▶ Goal of the exercise:
The response must contain every line of the records that follow, duplicated exactly.

▶ Data:
>>>>>

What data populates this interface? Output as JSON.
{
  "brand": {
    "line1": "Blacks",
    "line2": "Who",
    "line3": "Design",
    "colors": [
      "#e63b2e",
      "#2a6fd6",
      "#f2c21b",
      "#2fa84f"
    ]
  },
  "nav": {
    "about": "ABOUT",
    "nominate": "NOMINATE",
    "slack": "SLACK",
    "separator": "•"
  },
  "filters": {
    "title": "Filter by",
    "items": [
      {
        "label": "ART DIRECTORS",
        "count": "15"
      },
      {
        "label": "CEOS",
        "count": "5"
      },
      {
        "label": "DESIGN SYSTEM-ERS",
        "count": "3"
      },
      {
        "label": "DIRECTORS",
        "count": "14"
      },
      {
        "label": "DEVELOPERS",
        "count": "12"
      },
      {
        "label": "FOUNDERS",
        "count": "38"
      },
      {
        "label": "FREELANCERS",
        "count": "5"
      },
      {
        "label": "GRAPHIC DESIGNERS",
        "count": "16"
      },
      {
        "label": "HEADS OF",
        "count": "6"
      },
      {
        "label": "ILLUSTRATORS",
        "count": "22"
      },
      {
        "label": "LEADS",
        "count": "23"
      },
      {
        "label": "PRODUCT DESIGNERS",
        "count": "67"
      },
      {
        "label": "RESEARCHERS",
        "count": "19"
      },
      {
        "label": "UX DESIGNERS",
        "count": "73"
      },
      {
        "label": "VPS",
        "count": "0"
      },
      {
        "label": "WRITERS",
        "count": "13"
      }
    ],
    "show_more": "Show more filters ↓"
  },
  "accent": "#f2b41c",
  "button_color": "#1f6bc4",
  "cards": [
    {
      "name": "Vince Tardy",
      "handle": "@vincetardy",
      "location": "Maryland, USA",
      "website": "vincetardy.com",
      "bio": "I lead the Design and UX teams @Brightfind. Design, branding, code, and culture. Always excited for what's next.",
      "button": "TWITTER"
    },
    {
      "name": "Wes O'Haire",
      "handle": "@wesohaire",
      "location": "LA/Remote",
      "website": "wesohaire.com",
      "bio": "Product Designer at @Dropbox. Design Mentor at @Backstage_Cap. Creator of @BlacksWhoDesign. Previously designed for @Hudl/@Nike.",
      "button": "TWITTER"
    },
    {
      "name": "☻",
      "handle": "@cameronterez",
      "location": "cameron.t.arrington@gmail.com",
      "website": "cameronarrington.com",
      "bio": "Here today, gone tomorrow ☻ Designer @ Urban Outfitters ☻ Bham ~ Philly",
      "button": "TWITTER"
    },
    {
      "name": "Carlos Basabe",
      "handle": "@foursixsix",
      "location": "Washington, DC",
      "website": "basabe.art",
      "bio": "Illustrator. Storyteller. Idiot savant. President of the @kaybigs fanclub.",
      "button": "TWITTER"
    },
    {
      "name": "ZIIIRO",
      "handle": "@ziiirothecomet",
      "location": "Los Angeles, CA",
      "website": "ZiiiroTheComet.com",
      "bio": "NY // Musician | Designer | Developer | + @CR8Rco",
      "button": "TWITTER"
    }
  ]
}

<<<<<

▶ Answer for this exercise:
What data populates this interface? Output as JSON.
{
  "brand": {
    "line1": "Blacks",
    "line2": "Who",
    "line3": "Design",
    "colors": [
      "#e63b2e",
      "#2a6fd6",
      "#f2c21b",
      "#2fa84f"
    ]
  },
  "nav": {
    "about": "ABOUT",
    "nominate": "NOMINATE",
    "slack": "SLACK",
    "separator": "•"
  },
  "filters": {
    "title": "Filter by",
    "items": [
      {
        "label": "ART DIRECTORS",
        "count": "15"
      },
      {
        "label": "CEOS",
        "count": "5"
      },
      {
        "label": "DESIGN SYSTEM-ERS",
        "count": "3"
      },
      {
        "label": "DIRECTORS",
        "count": "14"
      },
      {
        "label": "DEVELOPERS",
        "count": "12"
      },
      {
        "label": "FOUNDERS",
        "count": "38"
      },
      {
        "label": "FREELANCERS",
        "count": "5"
      },
      {
        "label": "GRAPHIC DESIGNERS",
        "count": "16"
      },
      {
        "label": "HEADS OF",
        "count": "6"
      },
      {
        "label": "ILLUSTRATORS",
        "count": "22"
      },
      {
        "label": "LEADS",
        "count": "23"
      },
      {
        "label": "PRODUCT DESIGNERS",
        "count": "67"
      },
      {
        "label": "RESEARCHERS",
        "count": "19"
      },
      {
        "label": "UX DESIGNERS",
        "count": "73"
      },
      {
        "label": "VPS",
        "count": "0"
      },
      {
        "label": "WRITERS",
        "count": "13"
      }
    ],
    "show_more": "Show more filters ↓"
  },
  "accent": "#f2b41c",
  "button_color": "#1f6bc4",
  "cards": [
    {
      "name": "Vince Tardy",
      "handle": "@vincetardy",
      "location": "Maryland, USA",
      "website": "vincetardy.com",
      "bio": "I lead the Design and UX teams @Brightfind. Design, branding, code, and culture. Always excited for what's next.",
      "button": "TWITTER"
    },
    {
      "name": "Wes O'Haire",
      "handle": "@wesohaire",
      "location": "LA/Remote",
      "website": "wesohaire.com",
      "bio": "Product Designer at @Dropbox. Design Mentor at @Backstage_Cap. Creator of @BlacksWhoDesign. Previously designed for @Hudl/@Nike.",
      "button": "TWITTER"
    },
    {
      "name": "☻",
      "handle": "@cameronterez",
      "location": "cameron.t.arrington@gmail.com",
      "website": "cameronarrington.com",
      "bio": "Here today, gone tomorrow ☻ Designer @ Urban Outfitters ☻ Bham ~ Philly",
      "button": "TWITTER"
    },
    {
      "name": "Carlos Basabe",
      "handle": "@foursixsix",
      "location": "Washington, DC",
      "website": "basabe.art",
      "bio": "Illustrator. Storyteller. Idiot savant. President of the @kaybigs fanclub.",
      "button": "TWITTER"
    },
    {
      "name": "ZIIIRO",
      "handle": "@ziiirothecomet",
      "location": "Los Angeles, CA",
      "website": "ZiiiroTheComet.com",
      "bio": "NY // Musician | Designer | Developer | + @CR8Rco",
      "button": "TWITTER"
    }
  ]
}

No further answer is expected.